There were two open projects I could have a go at - Pirequetoutopoulos (7b+) or La Chant Des Baleines (7c/+). They are both cracking lines, and there doesn't actually feel like much difference in difficulty between the two, but I decided to err on the side of caution and go at Pirequetoutopoulos. I surprised myself by almost linking to the rest below the top crux whilst putting up the draws, dogged the rest, and then called it a day; I'd pushed pretty hard so time to see how the arm felt in the morning.

The answer was pretty good - no bruising or swelling, and a similar pain warming up as the day before. However, the heat was becoming a real issue, too much sweat meaning low friction and fast wearing skin. The original plan was for Gerd to be there for five days (four days climbing with a rest day in the middle), then he was going back to his Miriam's parents farm and I was planning Céüse. We came to the conclusion that it would make more sense to pop up to the farm for our rest day, then Gert would come up to Céüse.

That gave me an afternoon to send Pirequetoutopoulos. I had two cracks at it - the first, I climbed well and made it into the crux sequence, but an error cost me. The second I was a bit more ragged; with energy reserves low I was fighting the whole way. I got the sequence right, and got to the final hard move, but couldn't hold the tension to reach for the jug. I knew I didn't have enough in the tank for another go, but it didn't really matter. I was grinning from ear to ear as I knew I had given it my all in the quest... I was back!

Miriam's family run an off-grid organic farm and guest house nestled amongst the trees an hour south of Gap. We arrived on Saturday night to a warm welcome and a hearty dinner, and spent Sunday sitting by the pool listening to the cuckoos and larks, watching the bees and butterflies going about their business. Total relaxation in a stunning location - I'd highly recommend it to anyone looking for an alpine getaway; fantastic hosts and the sort of place where time just stops.

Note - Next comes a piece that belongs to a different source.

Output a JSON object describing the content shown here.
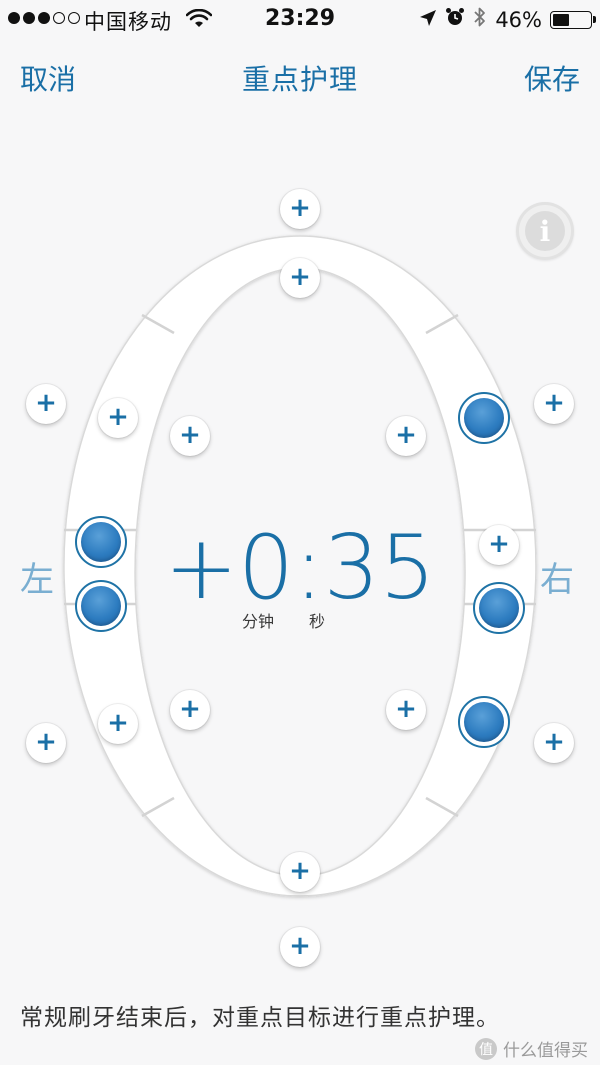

It's been a brilliant few days, and to cap it off yesterday we made it to Céüse... if the first day's climbing is anything to go by the next few weeks are going to be a bit special.

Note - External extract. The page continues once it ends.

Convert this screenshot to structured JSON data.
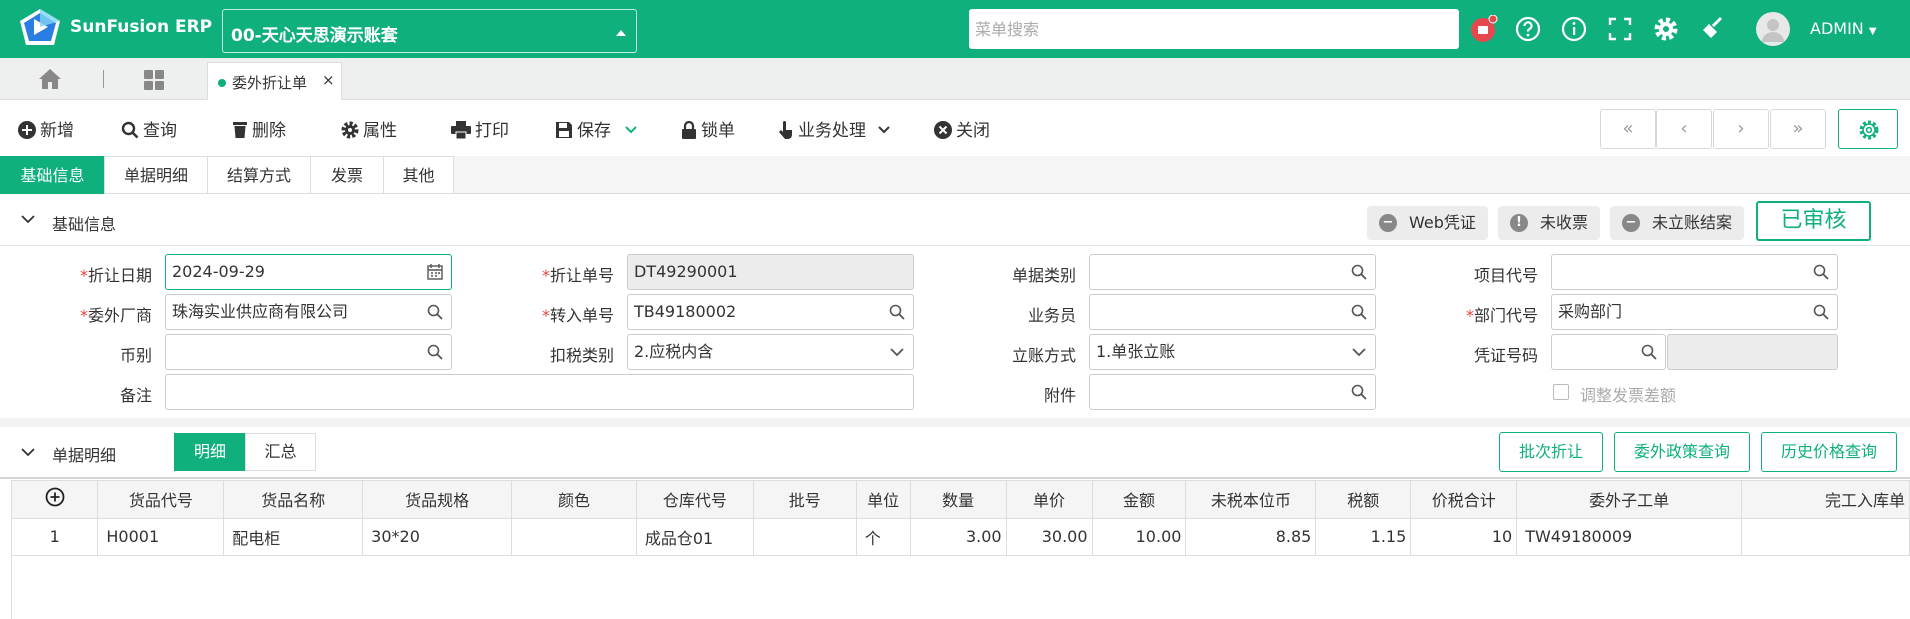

Park your van randomly in the dark, and wake up to find tufas above your head.
It looked really good, and had about half a dozen bolted lines.
Every French village has a beautiful church.
War memorial at Buis Les Baronnies.
Gert getting ready to do battle with the tufas
It's a magnificent cave at La Baliene
The heat didn't seem to be slowing down this young french lad, working Un Monde Sans Gauche Est Sans Issue (8a)
Goodbye to Saint Leger... it had a really nice bathroom.
Chilling by the pool.